Activity: Copy each line of the entries beneath that contains the word "BANKNIFTY".

App and web page records:
----

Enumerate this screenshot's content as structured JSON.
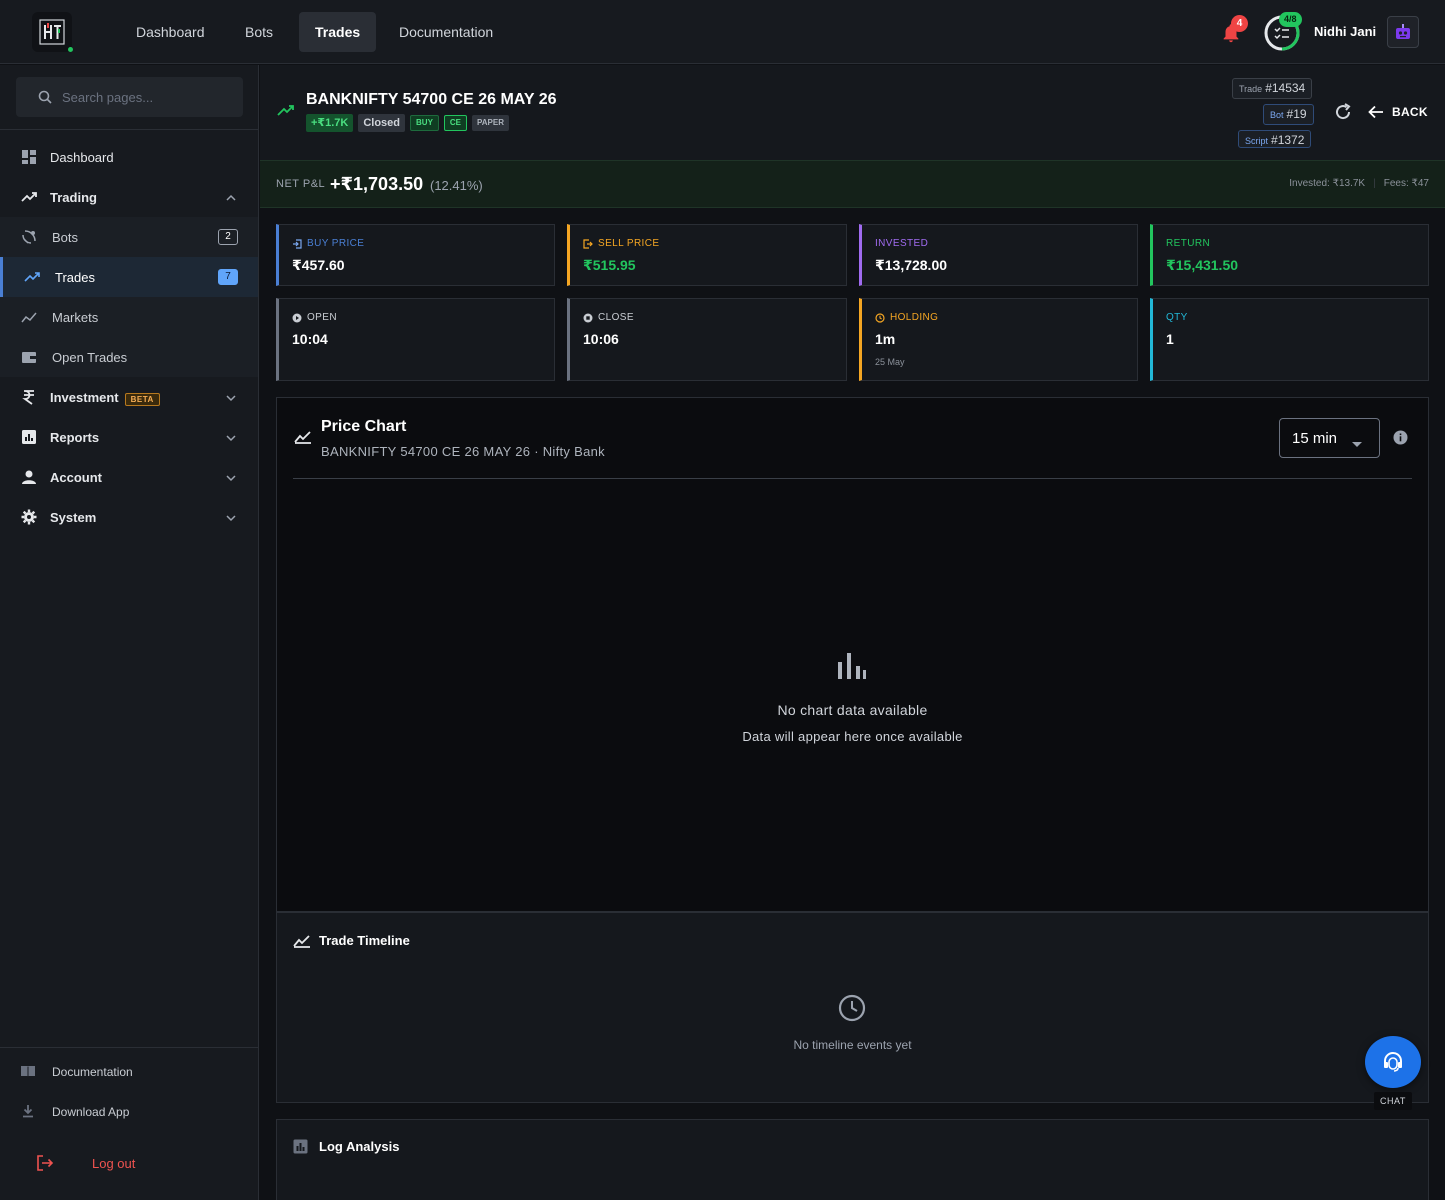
{
  "topbar": {
    "tabs": [
      {
        "label": "Dashboard",
        "active": false
      },
      {
        "label": "Bots",
        "active": false
      },
      {
        "label": "Trades",
        "active": true
      },
      {
        "label": "Documentation",
        "active": false
      }
    ],
    "notification_count": "4",
    "progress_text": "4/8",
    "progress_value": 0.5,
    "user_name": "Nidhi Jani",
    "icons": {
      "logo": "app-logo",
      "bell": "bell-icon",
      "tasks": "checklist-icon",
      "avatar": "robot-avatar"
    }
  },
  "sidebar": {
    "search_placeholder": "Search pages...",
    "items": [
      {
        "label": "Dashboard",
        "icon": "dashboard-icon"
      },
      {
        "label": "Trading",
        "icon": "trending-up-icon",
        "expanded": true
      },
      {
        "label": "Bots",
        "icon": "satellite-icon",
        "badge": "2"
      },
      {
        "label": "Trades",
        "icon": "trending-up-icon",
        "badge": "7",
        "selected": true
      },
      {
        "label": "Markets",
        "icon": "chart-line-icon"
      },
      {
        "label": "Open Trades",
        "icon": "wallet-icon"
      },
      {
        "label": "Investment",
        "icon": "rupee-icon",
        "tag": "BETA"
      },
      {
        "label": "Reports",
        "icon": "bar-chart-icon"
      },
      {
        "label": "Account",
        "icon": "person-icon"
      },
      {
        "label": "System",
        "icon": "gear-icon"
      }
    ],
    "bottom": [
      {
        "label": "Documentation",
        "icon": "book-icon"
      },
      {
        "label": "Download App",
        "icon": "download-icon"
      },
      {
        "label": "Log out",
        "icon": "logout-icon"
      }
    ]
  },
  "trade": {
    "title": "BANKNIFTY 54700 CE 26 MAY 26",
    "chips": {
      "pnl": "+₹1.7K",
      "status": "Closed",
      "side": "BUY",
      "option": "CE",
      "mode": "PAPER"
    },
    "refs": {
      "trade_label": "Trade",
      "trade_id": "#14534",
      "bot_label": "Bot",
      "bot_id": "#19",
      "script_label": "Script",
      "script_id": "#1372"
    },
    "back_label": "BACK"
  },
  "net": {
    "label": "NET P&L",
    "value": "+₹1,703.50",
    "pct": "(12.41%)",
    "invested": "Invested: ₹13.7K",
    "fees": "Fees: ₹47"
  },
  "stats": [
    {
      "label": "BUY PRICE",
      "value": "₹457.60",
      "icon": "login-icon",
      "color": "#4a7fd4"
    },
    {
      "label": "SELL PRICE",
      "value": "₹515.95",
      "icon": "logout-icon",
      "color": "#f5a623",
      "value_color": "#22c55e"
    },
    {
      "label": "INVESTED",
      "value": "₹13,728.00",
      "icon": "",
      "color": "#a06bf0"
    },
    {
      "label": "RETURN",
      "value": "₹15,431.50",
      "icon": "",
      "color": "#22c55e",
      "value_color": "#22c55e"
    },
    {
      "label": "OPEN",
      "value": "10:04",
      "icon": "play-circle-icon",
      "color": "#6b7280"
    },
    {
      "label": "CLOSE",
      "value": "10:06",
      "icon": "stop-circle-icon",
      "color": "#6b7280"
    },
    {
      "label": "HOLDING",
      "value": "1m",
      "sub": "25 May",
      "icon": "clock-icon",
      "color": "#f5a623"
    },
    {
      "label": "QTY",
      "value": "1",
      "icon": "",
      "color": "#22b8d8"
    }
  ],
  "chart": {
    "title": "Price Chart",
    "subtitle": "BANKNIFTY 54700 CE 26 MAY 26 · Nifty Bank",
    "interval": "15 min",
    "empty_title": "No chart data available",
    "empty_sub": "Data will appear here once available"
  },
  "timeline": {
    "title": "Trade Timeline",
    "empty": "No timeline events yet"
  },
  "log": {
    "title": "Log Analysis"
  },
  "chat": {
    "label": "CHAT"
  }
}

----

Output for this exercise:
    "title": "BANKNIFTY 54700 CE 26 MAY 26",
    "subtitle": "BANKNIFTY 54700 CE 26 MAY 26 · Nifty Bank",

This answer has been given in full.